(Entries from a dataset of interfaces)
┌──

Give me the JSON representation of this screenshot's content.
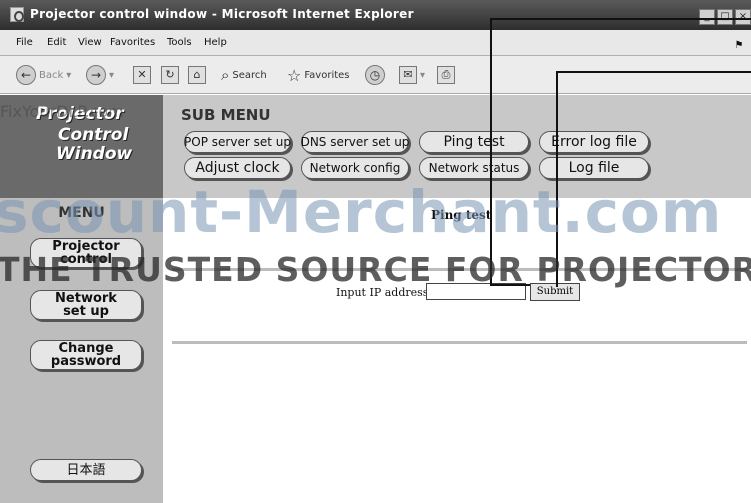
{
  "window": {
    "title": "Projector control window - Microsoft Internet Explorer",
    "buttons": [
      "_",
      "□",
      "×"
    ]
  },
  "menubar": {
    "items": [
      "File",
      "Edit",
      "View",
      "Favorites",
      "Tools",
      "Help"
    ]
  },
  "toolbar": {
    "back": "Back",
    "search": "Search",
    "favorites": "Favorites"
  },
  "logo": {
    "lines": [
      "Projector",
      "Control",
      "Window"
    ]
  },
  "sidebar": {
    "menu_title": "MENU",
    "items": [
      {
        "line1": "Projector",
        "line2": "control"
      },
      {
        "line1": "Network",
        "line2": "set up"
      },
      {
        "line1": "Change",
        "line2": "password"
      }
    ],
    "language_button": "日本語"
  },
  "submenu": {
    "title": "SUB MENU",
    "row1": [
      "POP server set up",
      "DNS server set up",
      "Ping test",
      "Error log file"
    ],
    "row2": [
      "Adjust clock",
      "Network config",
      "Network status",
      "Log file"
    ]
  },
  "page": {
    "heading": "Ping test",
    "ip_label": "Input IP address",
    "ip_value": "",
    "submit_label": "Submit"
  },
  "watermarks": {
    "small": "FixYourDLP.com",
    "brand": "scount-Merchant.com",
    "tagline": "THE TRUSTED SOURCE FOR PROJECTOR LAMPS"
  },
  "colors": {
    "titlebar": "#3a3a3a",
    "sidebar": "#bdbdbd",
    "logo_bg": "#6a6a6a",
    "watermark_blue": "#7896b4"
  }
}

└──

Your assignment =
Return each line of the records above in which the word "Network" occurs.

Answer to the exercise =
        "line1": "Network",
      "Network config",
      "Network status",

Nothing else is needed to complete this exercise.